[Opening SOURCE MATERIAL section]
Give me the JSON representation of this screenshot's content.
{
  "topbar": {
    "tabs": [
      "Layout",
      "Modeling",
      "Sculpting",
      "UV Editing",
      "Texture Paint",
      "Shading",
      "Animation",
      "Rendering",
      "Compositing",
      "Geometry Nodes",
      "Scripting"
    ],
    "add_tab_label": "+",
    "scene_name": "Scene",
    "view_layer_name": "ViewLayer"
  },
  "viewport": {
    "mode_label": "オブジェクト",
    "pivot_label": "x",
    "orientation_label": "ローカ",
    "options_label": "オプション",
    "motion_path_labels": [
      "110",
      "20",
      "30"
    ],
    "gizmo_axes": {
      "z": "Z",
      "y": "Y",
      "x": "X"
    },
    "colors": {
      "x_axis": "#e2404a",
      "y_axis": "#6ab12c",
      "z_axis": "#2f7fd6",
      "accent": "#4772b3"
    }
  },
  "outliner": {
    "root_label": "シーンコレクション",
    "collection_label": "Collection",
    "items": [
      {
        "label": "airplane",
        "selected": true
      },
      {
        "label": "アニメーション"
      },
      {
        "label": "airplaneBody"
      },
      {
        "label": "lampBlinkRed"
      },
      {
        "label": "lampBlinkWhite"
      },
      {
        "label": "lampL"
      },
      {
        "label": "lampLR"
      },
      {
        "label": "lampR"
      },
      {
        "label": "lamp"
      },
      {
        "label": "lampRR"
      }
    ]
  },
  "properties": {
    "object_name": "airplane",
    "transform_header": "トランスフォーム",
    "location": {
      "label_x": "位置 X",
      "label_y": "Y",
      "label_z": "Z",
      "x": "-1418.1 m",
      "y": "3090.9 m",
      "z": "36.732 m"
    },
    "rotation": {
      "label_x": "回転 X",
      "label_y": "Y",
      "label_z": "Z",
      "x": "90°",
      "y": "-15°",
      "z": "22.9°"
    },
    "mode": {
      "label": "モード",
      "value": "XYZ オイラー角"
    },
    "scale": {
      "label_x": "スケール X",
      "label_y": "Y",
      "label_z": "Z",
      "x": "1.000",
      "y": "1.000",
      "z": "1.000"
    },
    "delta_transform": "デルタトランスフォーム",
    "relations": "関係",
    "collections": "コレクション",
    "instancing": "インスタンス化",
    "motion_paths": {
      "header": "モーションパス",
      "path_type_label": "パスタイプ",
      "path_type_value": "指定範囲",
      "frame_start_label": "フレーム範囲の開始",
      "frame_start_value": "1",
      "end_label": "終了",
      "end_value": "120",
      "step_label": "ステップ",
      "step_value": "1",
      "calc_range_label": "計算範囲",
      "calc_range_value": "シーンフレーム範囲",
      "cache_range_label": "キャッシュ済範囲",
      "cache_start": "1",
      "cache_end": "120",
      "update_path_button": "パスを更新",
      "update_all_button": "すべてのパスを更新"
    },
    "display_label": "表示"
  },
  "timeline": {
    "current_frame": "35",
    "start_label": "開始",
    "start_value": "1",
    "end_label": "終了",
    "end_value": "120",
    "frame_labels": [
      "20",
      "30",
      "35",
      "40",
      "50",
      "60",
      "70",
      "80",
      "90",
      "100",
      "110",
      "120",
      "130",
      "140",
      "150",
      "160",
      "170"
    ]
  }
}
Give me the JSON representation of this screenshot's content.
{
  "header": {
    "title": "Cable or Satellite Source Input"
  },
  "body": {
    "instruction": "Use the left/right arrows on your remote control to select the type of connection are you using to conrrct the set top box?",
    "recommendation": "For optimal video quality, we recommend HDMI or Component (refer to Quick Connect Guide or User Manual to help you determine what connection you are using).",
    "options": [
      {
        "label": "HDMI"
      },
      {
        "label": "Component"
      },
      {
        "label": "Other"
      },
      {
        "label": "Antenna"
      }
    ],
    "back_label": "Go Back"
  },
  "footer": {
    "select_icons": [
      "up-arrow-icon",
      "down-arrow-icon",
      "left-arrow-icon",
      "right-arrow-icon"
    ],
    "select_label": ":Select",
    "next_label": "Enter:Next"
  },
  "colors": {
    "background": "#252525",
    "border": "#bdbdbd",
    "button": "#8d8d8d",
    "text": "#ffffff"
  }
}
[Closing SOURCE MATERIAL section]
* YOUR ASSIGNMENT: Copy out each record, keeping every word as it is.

* TASK ANSWER:
Give me the JSON representation of this screenshot's content.
{
  "topbar": {
    "tabs": [
      "Layout",
      "Modeling",
      "Sculpting",
      "UV Editing",
      "Texture Paint",
      "Shading",
      "Animation",
      "Rendering",
      "Compositing",
      "Geometry Nodes",
      "Scripting"
    ],
    "add_tab_label": "+",
    "scene_name": "Scene",
    "view_layer_name": "ViewLayer"
  },
  "viewport": {
    "mode_label": "オブジェクト",
    "pivot_label": "x",
    "orientation_label": "ローカ",
    "options_label": "オプション",
    "motion_path_labels": [
      "110",
      "20",
      "30"
    ],
    "gizmo_axes": {
      "z": "Z",
      "y": "Y",
      "x": "X"
    },
    "colors": {
      "x_axis": "#e2404a",
      "y_axis": "#6ab12c",
      "z_axis": "#2f7fd6",
      "accent": "#4772b3"
    }
  },
  "outliner": {
    "root_label": "シーンコレクション",
    "collection_label": "Collection",
    "items": [
      {
        "label": "airplane",
        "selected": true
      },
      {
        "label": "アニメーション"
      },
      {
        "label": "airplaneBody"
      },
      {
        "label": "lampBlinkRed"
      },
      {
        "label": "lampBlinkWhite"
      },
      {
        "label": "lampL"
      },
      {
        "label": "lampLR"
      },
      {
        "label": "lampR"
      },
      {
        "label": "lamp"
      },
      {
        "label": "lampRR"
      }
    ]
  },
  "properties": {
    "object_name": "airplane",
    "transform_header": "トランスフォーム",
    "location": {
      "label_x": "位置 X",
      "label_y": "Y",
      "label_z": "Z",
      "x": "-1418.1 m",
      "y": "3090.9 m",
      "z": "36.732 m"
    },
    "rotation": {
      "label_x": "回転 X",
      "label_y": "Y",
      "label_z": "Z",
      "x": "90°",
      "y": "-15°",
      "z": "22.9°"
    },
    "mode": {
      "label": "モード",
      "value": "XYZ オイラー角"
    },
    "scale": {
      "label_x": "スケール X",
      "label_y": "Y",
      "label_z": "Z",
      "x": "1.000",
      "y": "1.000",
      "z": "1.000"
    },
    "delta_transform": "デルタトランスフォーム",
    "relations": "関係",
    "collections": "コレクション",
    "instancing": "インスタンス化",
    "motion_paths": {
      "header": "モーションパス",
      "path_type_label": "パスタイプ",
      "path_type_value": "指定範囲",
      "frame_start_label": "フレーム範囲の開始",
      "frame_start_value": "1",
      "end_label": "終了",
      "end_value": "120",
      "step_label": "ステップ",
      "step_value": "1",
      "calc_range_label": "計算範囲",
      "calc_range_value": "シーンフレーム範囲",
      "cache_range_label": "キャッシュ済範囲",
      "cache_start": "1",
      "cache_end": "120",
      "update_path_button": "パスを更新",
      "update_all_button": "すべてのパスを更新"
    },
    "display_label": "表示"
  },
  "timeline": {
    "current_frame": "35",
    "start_label": "開始",
    "start_value": "1",
    "end_label": "終了",
    "end_value": "120",
    "frame_labels": [
      "20",
      "30",
      "35",
      "40",
      "50",
      "60",
      "70",
      "80",
      "90",
      "100",
      "110",
      "120",
      "130",
      "140",
      "150",
      "160",
      "170"
    ]
  }
}
Give me the JSON representation of this screenshot's content.
{
  "header": {
    "title": "Cable or Satellite Source Input"
  },
  "body": {
    "instruction": "Use the left/right arrows on your remote control to select the type of connection are you using to conrrct the set top box?",
    "recommendation": "For optimal video quality, we recommend HDMI or Component (refer to Quick Connect Guide or User Manual to help you determine what connection you are using).",
    "options": [
      {
        "label": "HDMI"
      },
      {
        "label": "Component"
      },
      {
        "label": "Other"
      },
      {
        "label": "Antenna"
      }
    ],
    "back_label": "Go Back"
  },
  "footer": {
    "select_icons": [
      "up-arrow-icon",
      "down-arrow-icon",
      "left-arrow-icon",
      "right-arrow-icon"
    ],
    "select_label": ":Select",
    "next_label": "Enter:Next"
  },
  "colors": {
    "background": "#252525",
    "border": "#bdbdbd",
    "button": "#8d8d8d",
    "text": "#ffffff"
  }
}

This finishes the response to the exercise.